Dissing Gold Too
During the call, Goldman Sachs covered the macroeconomy where while talking about COVID-19 and GDP/economy risk, they projected Q3 to be a decent opening only to go downhill from there. They believe the “real numbers” for unemployment are far higher but calling it “not a depression.”
While they have zero concerns about inflation or debasing the US Dollar, they are more concerned with deflation. But believes negative interest rates are good for the economy.
“They are aggressively shitting on gold,” shared trader Scott Melker who live-tweeted Goldman’s client call that he was attending.
The precious metal also doesn't offer any “reliable downside protection.”
“Don't listen to what people say, watch what they do”
Not acknowledging the best investment of the last decade which is also outperforming most of the asset classes in 2020 so far doesn't seem like a good call from the bank.
But it’s not like the bank is right all the time. Earlier this year, its analysts called for a $150-$200 price target for oil while it went down below zero last month.
Not to forget that, in mid-2017, the bank saw big declines in part due to bad market calls from its strategists.
The crypto community certainly didn't take it lightly, given that Goldman didn’t even take its time to at least make well-informed and good criticism.
“It’s not that it’s a “bad call” – it’s just naive and lazy. It’s embarrassing,” said Peter Hans of Arca. “There are two types of people in FinServ, those who fear progress and those who embrace it.”
Bank's analysis of #crypto is like the Post office's analysis of email. Ie, they just don't (want to) get it.
— CZ Binance 🔶🔶🔶 (@cz_binance) May 27, 2020
But does it really matter what they say. Jamie Dimon, the CEO of JPMorgan has been calling BTC a “fraud” only to turn around and profess his love for the technology and just this month the bank opened its services for bitcoin exchanges Coinbase and Gemini.

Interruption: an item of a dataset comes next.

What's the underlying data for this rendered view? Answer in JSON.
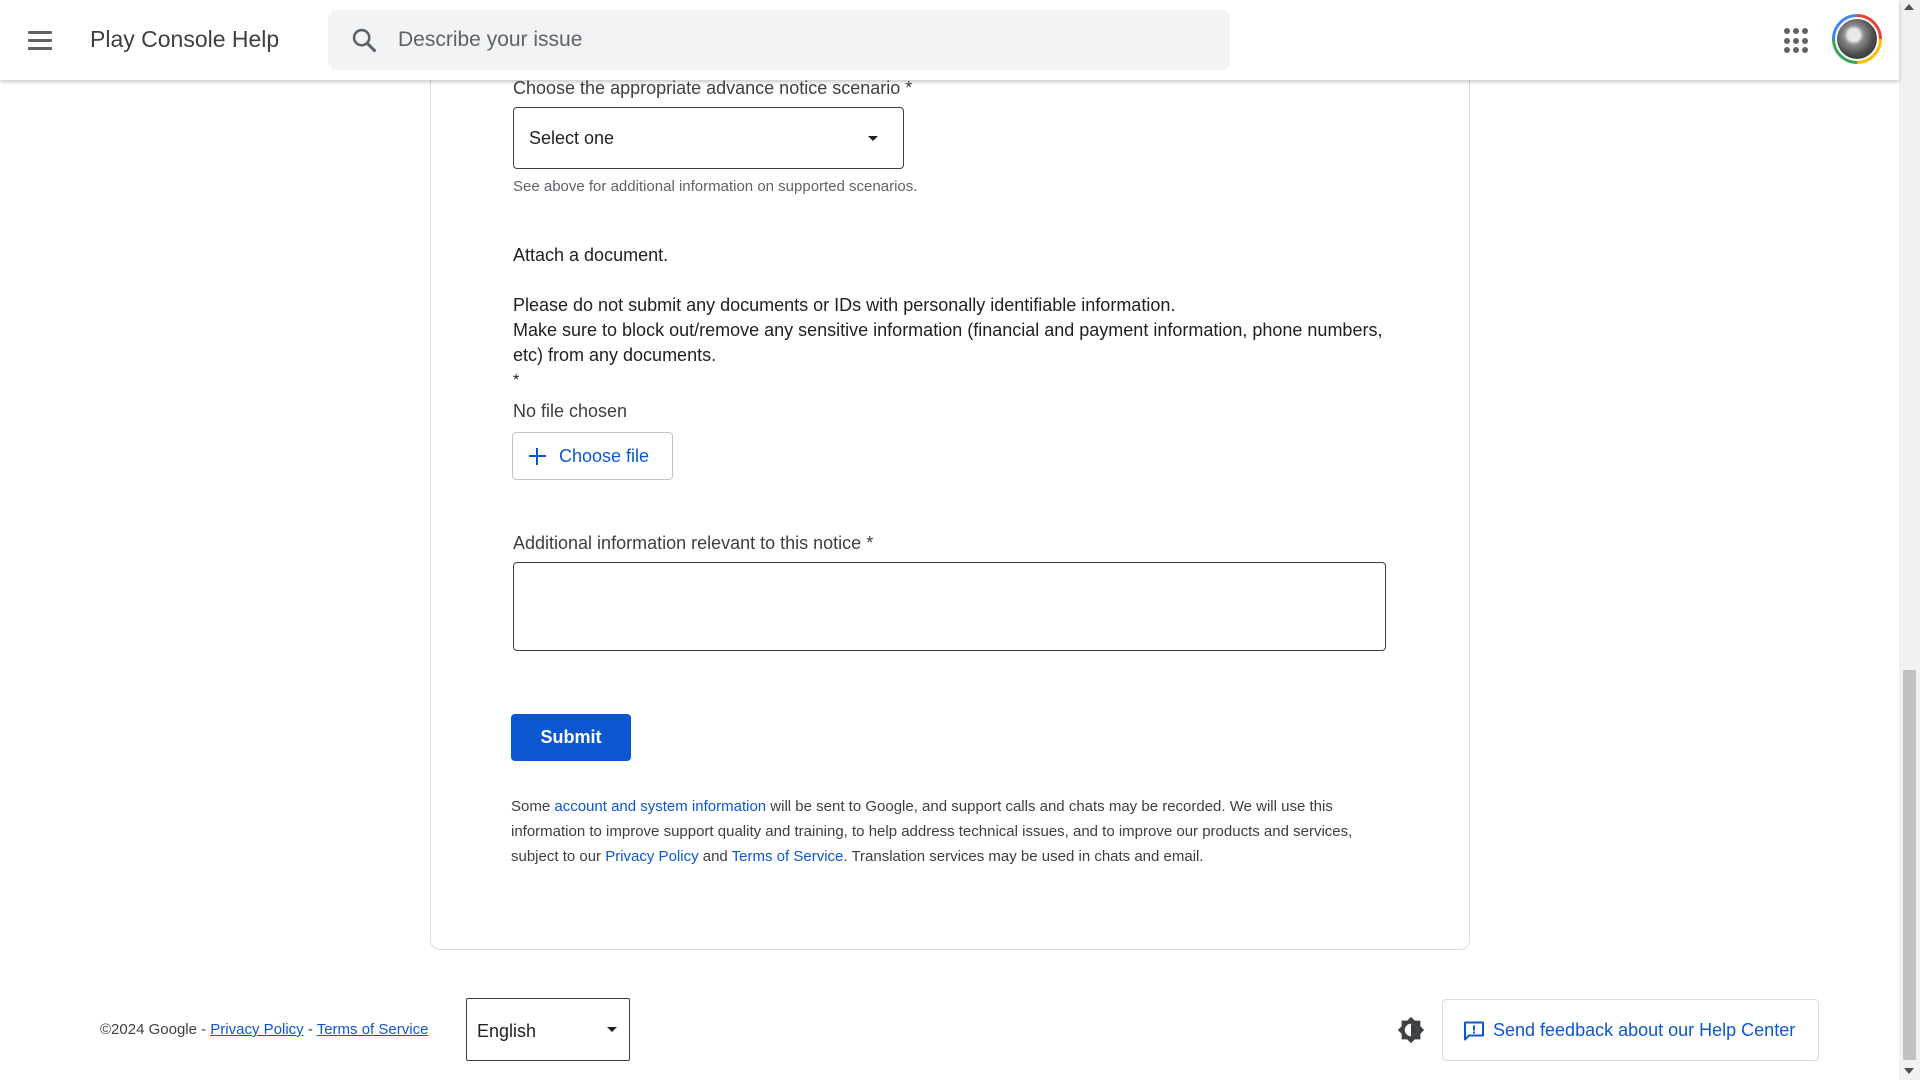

As such, the only take from all of this is, “'Don't listen to what people say, watch what they do.”